Place from J. R. R. Tolkien's legendarium
Other names Ered Nimrais
Description Mountain Range
Location Boundary between Gondor and Rohan, west of the Anduin

The White Mountains, a loose translation of the Sindarin Ered Nimrais "Whitehorn Mountains", is a fictional mountain range in J. R. R. Tolkien's Middle-earth. The mountains are named after the glaciers of their highest peaks. The range lies mostly East-West, but also has a northern section, which is separated from the main line of the Hithaeglir Misty Mountains by the Gap of Rohan. Even at the southern latitude of Gondor and Rohan, the White Mountains bear snow even in summer, suggesting they are extremely high. The range has no passes. The Paths of the Dead pass under it, but only the most courageous (or foolhardy) ever venture that route. The White Mountains form the northern boundary of Gondor and the southern boundary of Rohan except in their easternmost provinces, where Gondor's province of Anórien lies to the north of the mountains.

Its notable peaks include Irensaga "Iron Saw" and Starkhorn. Between these two lies the Dwimorberg, entrance to the Paths of the Dead. At the eastern end, the city of Minas Tirith is carved into Mindolluin mountain. The Warning beacons of Gondor are placed on top of seven peaks in the range: Amon Dîn, Eilenach, Nardol, Erelas, Min-Rimmon, Calenhad and Halifirien.
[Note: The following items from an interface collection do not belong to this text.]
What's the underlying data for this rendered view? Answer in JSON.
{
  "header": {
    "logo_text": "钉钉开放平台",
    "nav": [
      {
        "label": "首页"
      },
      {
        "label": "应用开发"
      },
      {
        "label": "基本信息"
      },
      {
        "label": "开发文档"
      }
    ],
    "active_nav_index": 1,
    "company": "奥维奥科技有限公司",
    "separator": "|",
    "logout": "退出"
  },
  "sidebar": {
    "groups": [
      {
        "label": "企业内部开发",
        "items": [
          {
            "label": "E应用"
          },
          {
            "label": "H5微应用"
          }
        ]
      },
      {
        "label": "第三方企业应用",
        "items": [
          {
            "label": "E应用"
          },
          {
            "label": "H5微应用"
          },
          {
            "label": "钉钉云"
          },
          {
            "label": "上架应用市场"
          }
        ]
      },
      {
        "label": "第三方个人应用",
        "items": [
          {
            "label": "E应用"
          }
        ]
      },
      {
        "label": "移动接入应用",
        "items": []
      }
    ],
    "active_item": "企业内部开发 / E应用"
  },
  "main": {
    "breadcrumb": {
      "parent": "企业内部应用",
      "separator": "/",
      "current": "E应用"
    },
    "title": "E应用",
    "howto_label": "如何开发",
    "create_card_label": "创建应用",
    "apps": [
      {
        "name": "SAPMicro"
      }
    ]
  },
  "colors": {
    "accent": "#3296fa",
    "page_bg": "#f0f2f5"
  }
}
Several rivers rise in the White Mountains, among them the Adorn (a tributary of Isen), the Snowbourn and Mering Stream (tributaries of the Entwash), and, on the south side, the Erui, a tributary of Anduin, the Ringló and its tributary Ciril, which together with the Morthond all enter the Bay of Belfalas at Edhellond near Dol Amroth; the Lefnui of the Anfalas, and the Five Rivers of Lebennin.
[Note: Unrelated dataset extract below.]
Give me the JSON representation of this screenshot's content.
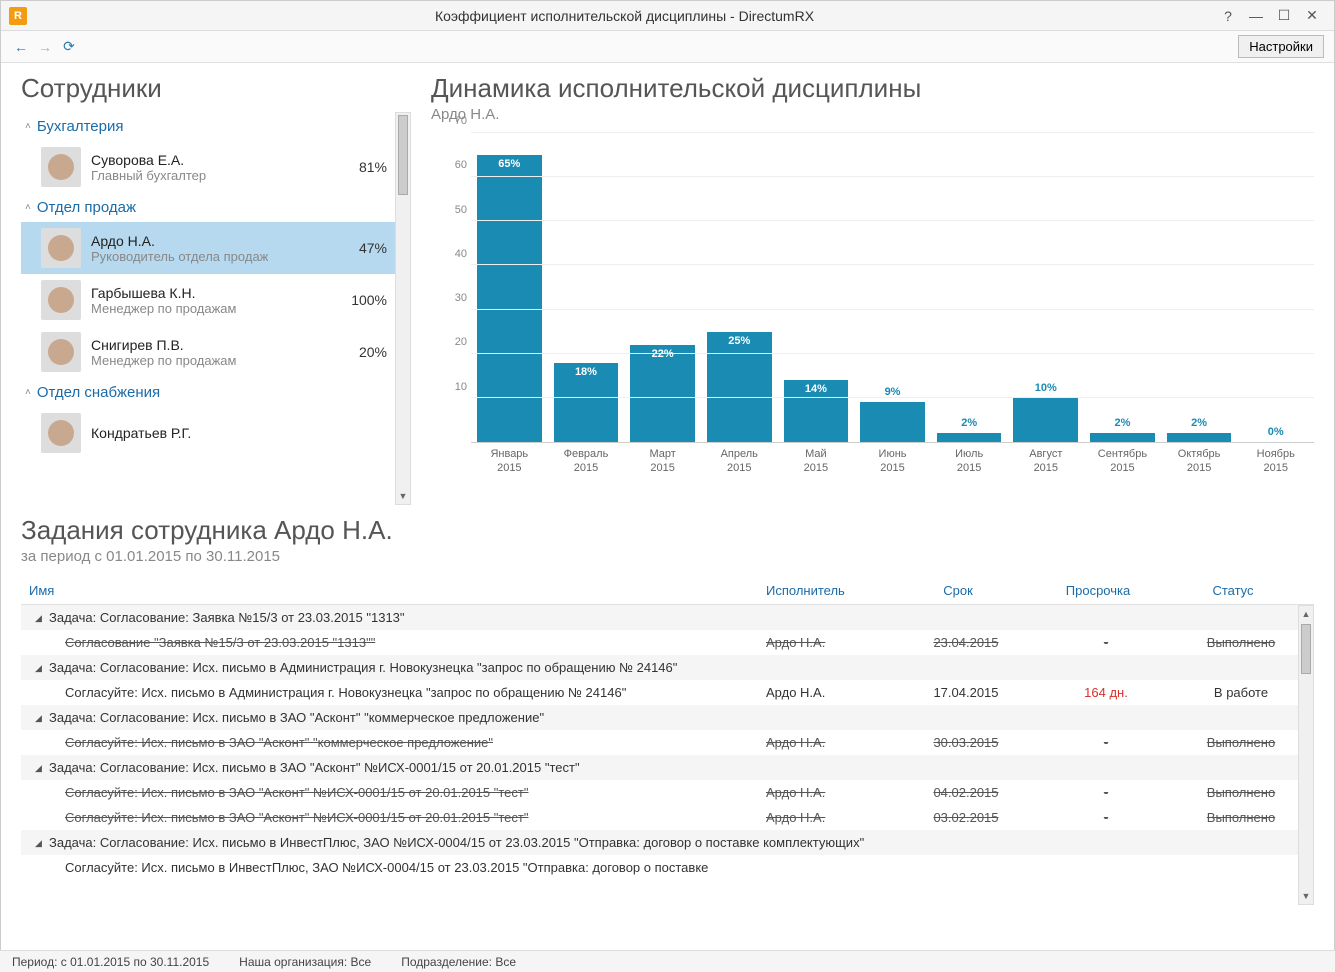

In the Second Age, the White Mountains were populated by a people related to the Dunlendings who had been servants of Sauron. They swore allegiance to Isildur, but betrayed him and were cursed: they became known as the Dead Men of Dunharrow, of the paths Aragorn, Gimli, Legolas, and the Rangers later took. Before the Dunlendings, the White Mountains had been home to the Púkel-Men or Drúedain.

Inspiration[edit]

Tolkien found inspiration in the Malvern landscape[1] which he had viewed from his childhood home in Birmingham and his brother Hilary's home near Evesham.[2] He was introduced to the area by C. S. Lewis, who had brought him here to meet George Sayer, the Head of English at Malvern College. Sayer had been a student of Lewis, and became his biographer, and together with them Tolkien would walk the Malvern Hills. Recordings of Tolkien reading excerpts from The Hobbit and The Lord of the Rings were made in Malvern in 1952, at the home of George Sayer. The recordings were later issued on long-playing gramophone records.[3] In the liner notes for J.R.R. Tolkien Reads and Sings his The Hobbit & The Fellowship of the Ring, George Sayer wrote that Tolkien would relive the book as they walked and compared parts of the Malvern Hills to the White Mountains of Gondor.[2]

See also[edit]

References[edit]

  1. ^ Duriez, Colin (July 1992). The J.R.R. Tolkien handbook: a comprehensive guide to his life, writings, and world of Middle-earth. Grand Rapids, MI: Baker Book House. p. 253. ISBN 0801030145. 
  2. ^ a b Sayer, G: J.R.R. Tolkien Reads and Sings his the Hobbit and the Fellowship of the Ring Caedmon 1979 (based on an August, 1952 recording by George Sayer)
  3. ^ Humphrey,C. 1977 Tolkien: A Biography New York: Ballantine Books. ISBN 0-04-928037-6